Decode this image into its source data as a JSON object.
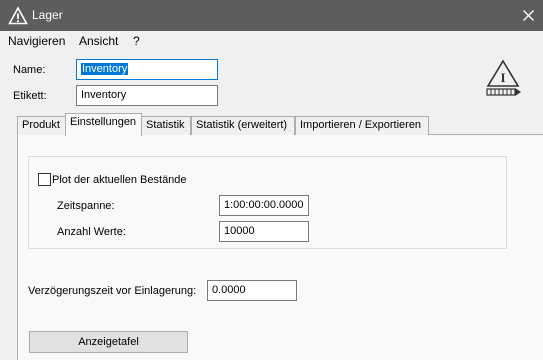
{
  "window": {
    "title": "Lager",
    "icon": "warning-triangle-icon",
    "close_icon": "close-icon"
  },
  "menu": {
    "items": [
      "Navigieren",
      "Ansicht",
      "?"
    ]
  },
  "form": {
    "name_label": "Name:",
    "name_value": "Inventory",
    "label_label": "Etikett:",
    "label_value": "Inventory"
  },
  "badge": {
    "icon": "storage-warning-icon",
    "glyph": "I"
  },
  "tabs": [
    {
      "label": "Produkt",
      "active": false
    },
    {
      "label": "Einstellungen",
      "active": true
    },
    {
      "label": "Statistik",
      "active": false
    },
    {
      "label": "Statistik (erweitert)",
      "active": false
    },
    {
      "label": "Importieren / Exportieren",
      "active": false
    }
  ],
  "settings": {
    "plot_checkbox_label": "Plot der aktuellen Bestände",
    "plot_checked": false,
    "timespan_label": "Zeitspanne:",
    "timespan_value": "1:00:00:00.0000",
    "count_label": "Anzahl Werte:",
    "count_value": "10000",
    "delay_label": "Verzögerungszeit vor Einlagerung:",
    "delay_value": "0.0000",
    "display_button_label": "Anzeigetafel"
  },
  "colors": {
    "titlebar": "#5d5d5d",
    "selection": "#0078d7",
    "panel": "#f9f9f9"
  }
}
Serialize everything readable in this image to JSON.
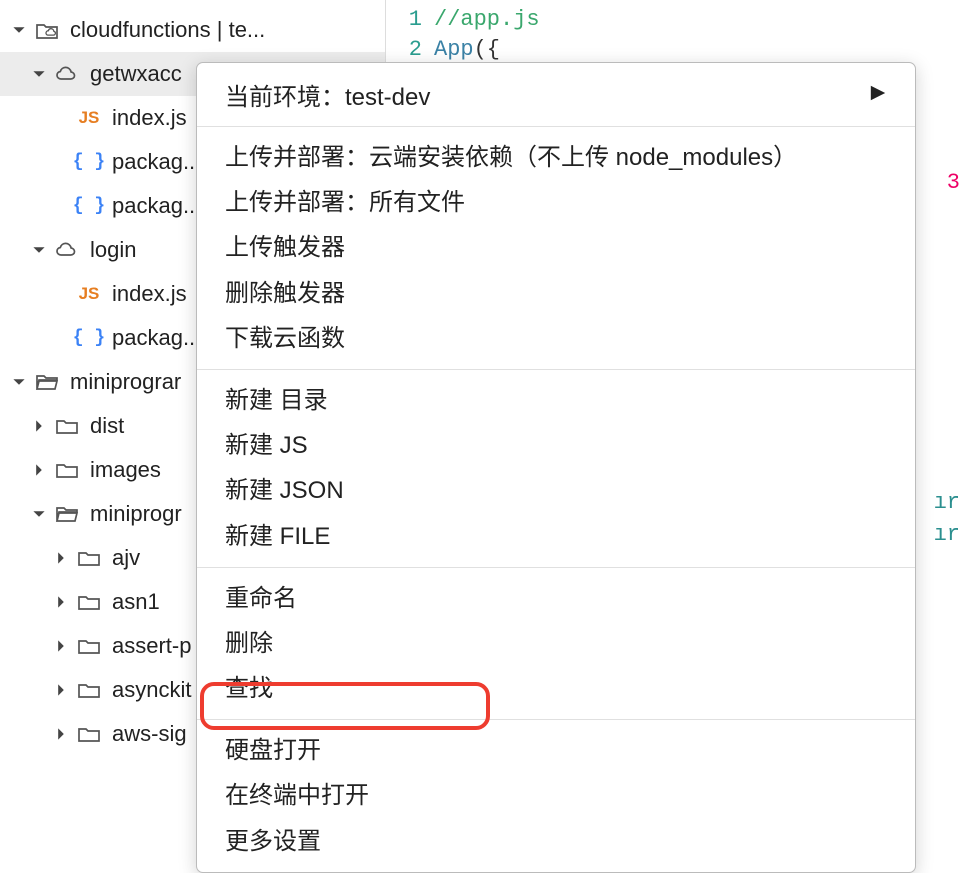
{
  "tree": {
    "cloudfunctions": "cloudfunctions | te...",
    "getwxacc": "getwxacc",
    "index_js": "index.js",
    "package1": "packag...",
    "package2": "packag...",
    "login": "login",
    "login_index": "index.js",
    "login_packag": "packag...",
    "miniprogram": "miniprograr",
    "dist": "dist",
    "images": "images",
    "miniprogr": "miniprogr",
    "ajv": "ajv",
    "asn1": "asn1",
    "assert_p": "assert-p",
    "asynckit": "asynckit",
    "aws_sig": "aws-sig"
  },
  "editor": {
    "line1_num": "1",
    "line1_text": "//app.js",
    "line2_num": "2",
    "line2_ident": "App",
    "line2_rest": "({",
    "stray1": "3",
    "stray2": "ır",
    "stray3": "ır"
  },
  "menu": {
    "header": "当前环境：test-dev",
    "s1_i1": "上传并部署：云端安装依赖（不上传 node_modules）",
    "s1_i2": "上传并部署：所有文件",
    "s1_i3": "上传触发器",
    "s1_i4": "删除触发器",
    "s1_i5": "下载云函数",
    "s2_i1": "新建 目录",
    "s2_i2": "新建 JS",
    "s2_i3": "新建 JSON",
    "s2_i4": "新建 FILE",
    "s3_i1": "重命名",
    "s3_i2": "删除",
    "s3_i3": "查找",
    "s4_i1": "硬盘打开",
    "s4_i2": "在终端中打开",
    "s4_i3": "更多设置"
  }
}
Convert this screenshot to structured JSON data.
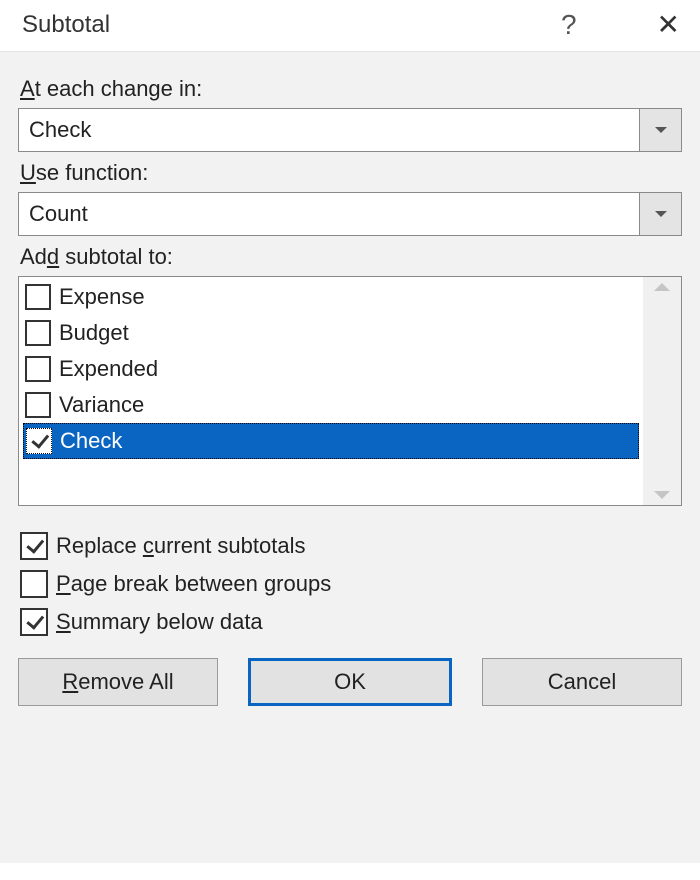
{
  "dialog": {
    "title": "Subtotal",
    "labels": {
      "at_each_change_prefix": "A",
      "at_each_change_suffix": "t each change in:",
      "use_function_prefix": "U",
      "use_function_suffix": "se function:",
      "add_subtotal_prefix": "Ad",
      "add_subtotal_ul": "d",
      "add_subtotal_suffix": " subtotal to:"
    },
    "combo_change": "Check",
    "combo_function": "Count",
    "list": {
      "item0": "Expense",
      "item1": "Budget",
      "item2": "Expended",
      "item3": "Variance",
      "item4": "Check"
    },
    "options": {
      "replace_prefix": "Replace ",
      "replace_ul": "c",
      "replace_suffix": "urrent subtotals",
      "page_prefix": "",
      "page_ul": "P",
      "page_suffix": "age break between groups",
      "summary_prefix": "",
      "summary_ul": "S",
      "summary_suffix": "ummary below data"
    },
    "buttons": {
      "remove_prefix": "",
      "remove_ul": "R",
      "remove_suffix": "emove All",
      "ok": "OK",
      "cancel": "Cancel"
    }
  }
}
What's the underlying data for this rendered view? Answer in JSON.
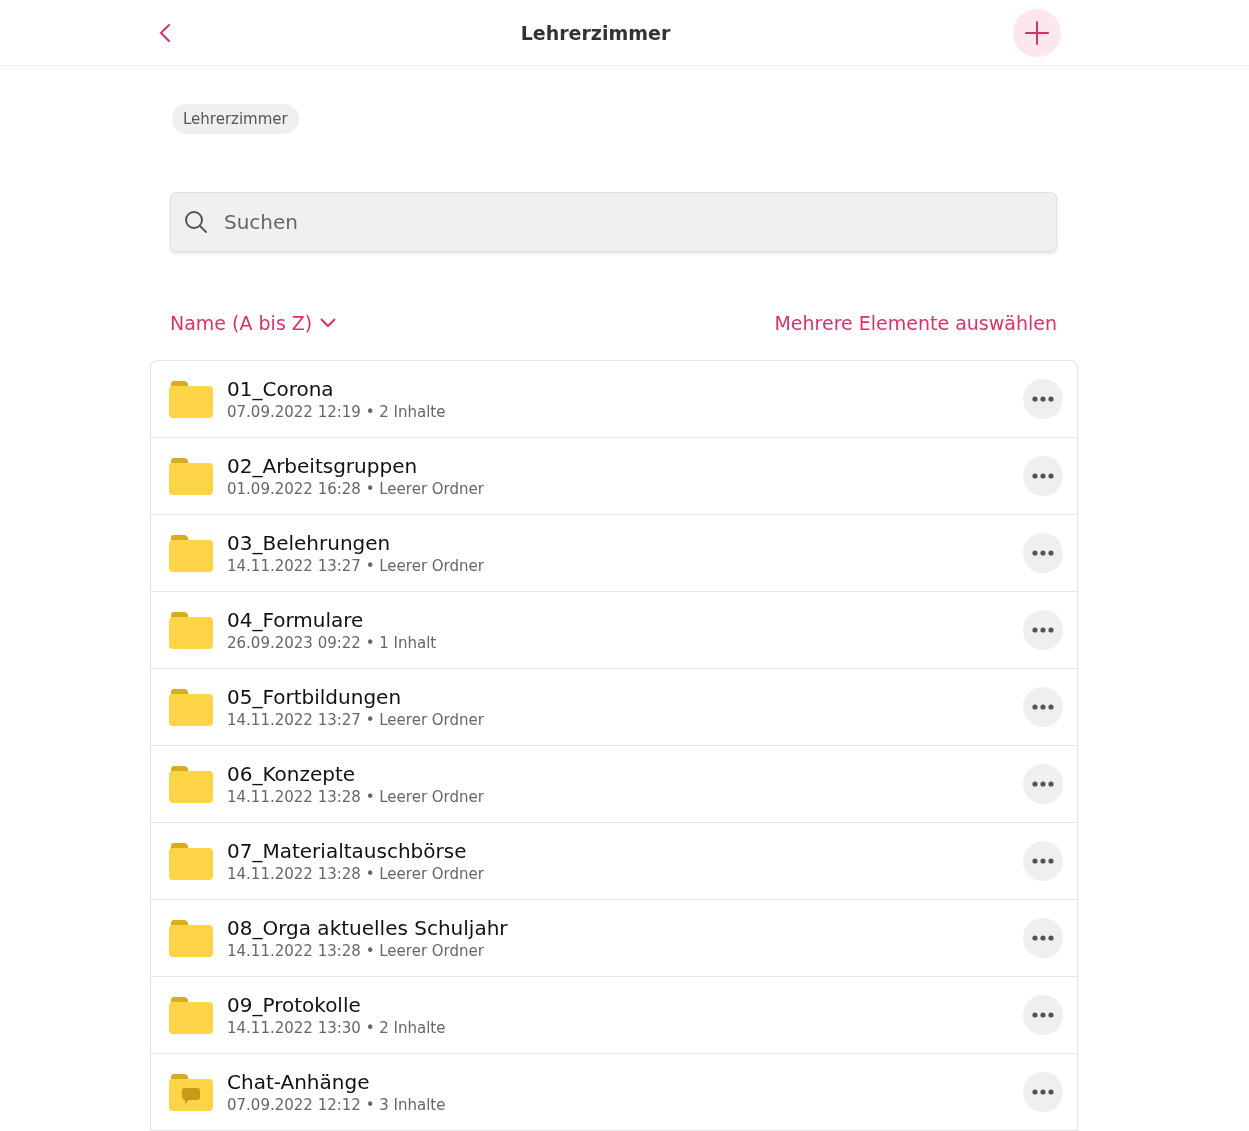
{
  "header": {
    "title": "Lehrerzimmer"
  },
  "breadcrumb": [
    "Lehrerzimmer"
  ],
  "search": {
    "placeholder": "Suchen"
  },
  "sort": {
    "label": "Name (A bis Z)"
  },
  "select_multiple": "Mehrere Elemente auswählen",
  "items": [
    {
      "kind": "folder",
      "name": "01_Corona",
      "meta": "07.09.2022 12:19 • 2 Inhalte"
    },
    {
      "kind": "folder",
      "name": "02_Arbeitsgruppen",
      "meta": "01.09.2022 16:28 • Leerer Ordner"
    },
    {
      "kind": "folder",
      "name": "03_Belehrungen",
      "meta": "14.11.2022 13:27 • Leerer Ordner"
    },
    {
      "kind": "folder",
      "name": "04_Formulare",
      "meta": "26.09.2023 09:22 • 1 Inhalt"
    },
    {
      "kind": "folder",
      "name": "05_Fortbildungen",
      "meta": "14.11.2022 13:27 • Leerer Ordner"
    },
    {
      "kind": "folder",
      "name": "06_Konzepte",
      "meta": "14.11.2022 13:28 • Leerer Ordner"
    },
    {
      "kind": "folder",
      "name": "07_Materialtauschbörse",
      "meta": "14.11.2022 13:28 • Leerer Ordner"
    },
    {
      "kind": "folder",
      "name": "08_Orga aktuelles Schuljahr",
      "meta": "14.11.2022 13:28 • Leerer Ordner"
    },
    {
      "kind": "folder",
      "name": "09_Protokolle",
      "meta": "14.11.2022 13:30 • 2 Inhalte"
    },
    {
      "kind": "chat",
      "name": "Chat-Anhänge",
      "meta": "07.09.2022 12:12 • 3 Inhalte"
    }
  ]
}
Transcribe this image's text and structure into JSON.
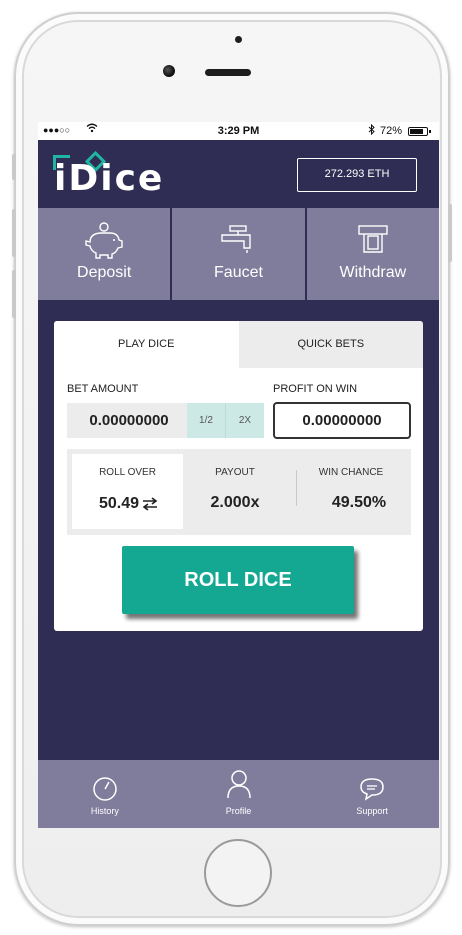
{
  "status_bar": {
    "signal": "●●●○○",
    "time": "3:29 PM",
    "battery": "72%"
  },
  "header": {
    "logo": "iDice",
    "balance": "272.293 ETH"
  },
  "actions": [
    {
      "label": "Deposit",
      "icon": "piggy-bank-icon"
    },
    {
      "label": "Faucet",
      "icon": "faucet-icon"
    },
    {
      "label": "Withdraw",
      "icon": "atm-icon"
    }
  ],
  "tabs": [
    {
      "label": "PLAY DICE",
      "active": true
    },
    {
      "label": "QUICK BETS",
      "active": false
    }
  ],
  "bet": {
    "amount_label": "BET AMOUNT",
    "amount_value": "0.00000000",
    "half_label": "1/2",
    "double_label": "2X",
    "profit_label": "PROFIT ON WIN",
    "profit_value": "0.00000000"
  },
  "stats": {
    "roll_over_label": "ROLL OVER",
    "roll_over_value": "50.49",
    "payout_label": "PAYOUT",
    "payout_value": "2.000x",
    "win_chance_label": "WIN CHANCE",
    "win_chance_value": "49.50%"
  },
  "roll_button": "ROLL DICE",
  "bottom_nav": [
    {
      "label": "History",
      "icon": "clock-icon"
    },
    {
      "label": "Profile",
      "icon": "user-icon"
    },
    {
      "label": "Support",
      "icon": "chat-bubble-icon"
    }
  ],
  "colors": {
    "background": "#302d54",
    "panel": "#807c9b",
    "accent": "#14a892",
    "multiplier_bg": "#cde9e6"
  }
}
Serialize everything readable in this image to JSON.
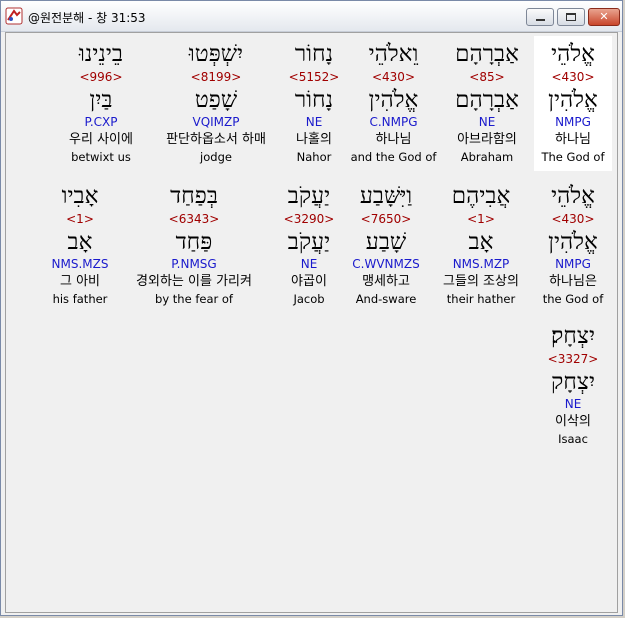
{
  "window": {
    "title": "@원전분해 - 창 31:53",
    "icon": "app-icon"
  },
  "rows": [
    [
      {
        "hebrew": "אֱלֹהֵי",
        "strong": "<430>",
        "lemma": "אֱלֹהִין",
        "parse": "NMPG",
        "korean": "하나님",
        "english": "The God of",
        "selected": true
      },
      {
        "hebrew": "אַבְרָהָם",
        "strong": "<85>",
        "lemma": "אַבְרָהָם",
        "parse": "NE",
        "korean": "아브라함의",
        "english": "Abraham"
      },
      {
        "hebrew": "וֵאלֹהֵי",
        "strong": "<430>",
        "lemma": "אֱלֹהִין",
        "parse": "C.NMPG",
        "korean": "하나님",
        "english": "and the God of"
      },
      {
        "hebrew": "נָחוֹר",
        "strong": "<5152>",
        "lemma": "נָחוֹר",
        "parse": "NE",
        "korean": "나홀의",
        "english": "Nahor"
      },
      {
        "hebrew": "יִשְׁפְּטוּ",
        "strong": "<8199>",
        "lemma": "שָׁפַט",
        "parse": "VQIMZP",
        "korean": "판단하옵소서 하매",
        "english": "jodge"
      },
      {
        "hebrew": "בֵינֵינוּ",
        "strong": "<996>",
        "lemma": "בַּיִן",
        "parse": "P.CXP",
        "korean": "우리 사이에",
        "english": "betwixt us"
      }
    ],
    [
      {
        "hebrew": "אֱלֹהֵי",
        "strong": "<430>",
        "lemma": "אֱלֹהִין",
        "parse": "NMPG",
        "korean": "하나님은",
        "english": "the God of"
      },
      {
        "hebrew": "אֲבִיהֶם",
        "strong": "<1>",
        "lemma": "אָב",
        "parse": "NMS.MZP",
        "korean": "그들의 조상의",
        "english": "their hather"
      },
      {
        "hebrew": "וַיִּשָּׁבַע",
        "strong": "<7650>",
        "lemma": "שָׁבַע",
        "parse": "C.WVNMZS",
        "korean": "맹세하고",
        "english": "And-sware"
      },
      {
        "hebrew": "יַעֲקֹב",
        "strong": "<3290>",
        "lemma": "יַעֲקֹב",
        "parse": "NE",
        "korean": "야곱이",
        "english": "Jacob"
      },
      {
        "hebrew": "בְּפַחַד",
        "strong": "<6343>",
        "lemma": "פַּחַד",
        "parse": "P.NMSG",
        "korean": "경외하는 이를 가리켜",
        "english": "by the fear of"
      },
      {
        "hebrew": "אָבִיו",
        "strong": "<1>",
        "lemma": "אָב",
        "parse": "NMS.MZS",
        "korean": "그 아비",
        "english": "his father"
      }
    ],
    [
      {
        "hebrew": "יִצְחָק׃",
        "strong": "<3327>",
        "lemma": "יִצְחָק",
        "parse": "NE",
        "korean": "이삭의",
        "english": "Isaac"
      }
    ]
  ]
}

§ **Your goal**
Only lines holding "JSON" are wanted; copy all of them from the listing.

§ **Exercise answer**
Decode this image into its source data as a JSON object.
Serialize everything readable in this image to JSON.
    "s2_i3": "新建 JSON",
Convert this screenshot to structured JSON data.
What's the underlying data for this rendered view? Answer in JSON.
Transcribe this image's text and structure into JSON.
Serialize everything readable in this image to JSON.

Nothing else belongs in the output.